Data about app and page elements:
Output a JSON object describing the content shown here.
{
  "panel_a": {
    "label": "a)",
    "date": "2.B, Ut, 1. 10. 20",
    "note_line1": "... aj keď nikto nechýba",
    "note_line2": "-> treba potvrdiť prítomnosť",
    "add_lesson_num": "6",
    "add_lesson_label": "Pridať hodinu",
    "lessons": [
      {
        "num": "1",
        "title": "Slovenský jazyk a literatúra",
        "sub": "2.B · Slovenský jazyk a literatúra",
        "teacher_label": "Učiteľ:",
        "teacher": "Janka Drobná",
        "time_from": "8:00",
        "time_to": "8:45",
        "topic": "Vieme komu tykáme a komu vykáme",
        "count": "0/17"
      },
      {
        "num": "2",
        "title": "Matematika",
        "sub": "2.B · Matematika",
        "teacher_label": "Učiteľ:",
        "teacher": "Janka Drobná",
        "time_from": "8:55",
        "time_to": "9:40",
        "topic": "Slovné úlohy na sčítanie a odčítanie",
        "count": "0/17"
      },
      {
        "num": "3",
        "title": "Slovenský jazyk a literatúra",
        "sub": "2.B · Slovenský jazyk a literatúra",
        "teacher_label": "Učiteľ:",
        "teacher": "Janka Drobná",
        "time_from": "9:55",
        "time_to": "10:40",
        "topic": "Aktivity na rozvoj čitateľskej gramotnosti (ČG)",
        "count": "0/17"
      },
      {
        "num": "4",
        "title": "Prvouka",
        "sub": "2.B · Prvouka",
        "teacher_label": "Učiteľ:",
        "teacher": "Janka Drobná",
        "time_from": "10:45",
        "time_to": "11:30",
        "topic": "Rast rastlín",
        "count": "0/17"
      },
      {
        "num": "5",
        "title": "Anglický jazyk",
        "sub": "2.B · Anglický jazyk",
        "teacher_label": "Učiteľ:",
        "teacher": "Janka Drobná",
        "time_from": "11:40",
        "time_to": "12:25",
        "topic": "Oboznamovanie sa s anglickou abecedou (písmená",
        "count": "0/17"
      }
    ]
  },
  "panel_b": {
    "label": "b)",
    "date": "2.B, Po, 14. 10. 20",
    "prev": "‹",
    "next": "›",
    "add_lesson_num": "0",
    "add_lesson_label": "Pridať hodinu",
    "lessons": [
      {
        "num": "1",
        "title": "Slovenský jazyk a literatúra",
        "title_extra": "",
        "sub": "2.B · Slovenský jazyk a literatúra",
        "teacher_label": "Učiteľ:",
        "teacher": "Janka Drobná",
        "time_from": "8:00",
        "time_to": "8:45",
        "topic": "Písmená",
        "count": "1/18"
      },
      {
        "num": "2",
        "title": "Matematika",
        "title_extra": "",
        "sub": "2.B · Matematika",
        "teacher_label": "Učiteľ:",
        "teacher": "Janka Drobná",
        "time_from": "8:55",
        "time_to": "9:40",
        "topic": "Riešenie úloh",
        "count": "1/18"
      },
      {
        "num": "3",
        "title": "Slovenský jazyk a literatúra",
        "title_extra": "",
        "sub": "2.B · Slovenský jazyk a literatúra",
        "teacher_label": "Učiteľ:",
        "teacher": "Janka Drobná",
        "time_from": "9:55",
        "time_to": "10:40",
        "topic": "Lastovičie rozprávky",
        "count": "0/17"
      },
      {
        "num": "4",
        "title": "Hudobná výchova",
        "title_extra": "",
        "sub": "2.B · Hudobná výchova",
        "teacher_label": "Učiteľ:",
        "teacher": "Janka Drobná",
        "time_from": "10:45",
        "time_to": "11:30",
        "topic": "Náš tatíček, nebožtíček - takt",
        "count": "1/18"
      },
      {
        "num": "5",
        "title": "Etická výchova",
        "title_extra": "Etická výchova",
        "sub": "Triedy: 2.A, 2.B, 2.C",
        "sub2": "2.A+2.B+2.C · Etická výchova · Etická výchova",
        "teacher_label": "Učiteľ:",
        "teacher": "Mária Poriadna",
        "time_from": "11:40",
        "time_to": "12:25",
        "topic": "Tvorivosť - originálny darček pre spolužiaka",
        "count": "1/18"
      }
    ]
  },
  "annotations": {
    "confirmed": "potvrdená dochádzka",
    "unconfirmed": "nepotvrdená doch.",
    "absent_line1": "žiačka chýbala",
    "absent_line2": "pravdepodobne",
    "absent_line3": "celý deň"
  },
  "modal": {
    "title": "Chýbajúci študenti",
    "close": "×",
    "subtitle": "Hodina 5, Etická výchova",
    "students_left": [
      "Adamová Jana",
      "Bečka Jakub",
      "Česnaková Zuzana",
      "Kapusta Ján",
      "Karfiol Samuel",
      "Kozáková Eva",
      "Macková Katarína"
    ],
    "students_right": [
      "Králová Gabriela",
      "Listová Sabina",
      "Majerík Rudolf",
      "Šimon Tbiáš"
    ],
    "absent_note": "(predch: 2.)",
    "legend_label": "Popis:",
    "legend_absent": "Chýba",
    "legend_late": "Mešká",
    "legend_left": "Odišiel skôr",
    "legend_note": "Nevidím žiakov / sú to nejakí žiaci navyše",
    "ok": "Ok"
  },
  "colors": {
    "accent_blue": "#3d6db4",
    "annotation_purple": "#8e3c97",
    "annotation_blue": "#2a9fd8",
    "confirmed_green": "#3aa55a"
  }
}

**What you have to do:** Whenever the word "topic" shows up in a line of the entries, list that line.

**Solution to this task:**
        "topic": "Vieme komu tykáme a komu vykáme",
        "topic": "Slovné úlohy na sčítanie a odčítanie",
        "topic": "Aktivity na rozvoj čitateľskej gramotnosti (ČG)",
        "topic": "Rast rastlín",
        "topic": "Oboznamovanie sa s anglickou abecedou (písmená",
        "topic": "Písmená",
        "topic": "Riešenie úloh",
        "topic": "Lastovičie rozprávky",
        "topic": "Náš tatíček, nebožtíček - takt",
        "topic": "Tvorivosť - originálny darček pre spolužiaka",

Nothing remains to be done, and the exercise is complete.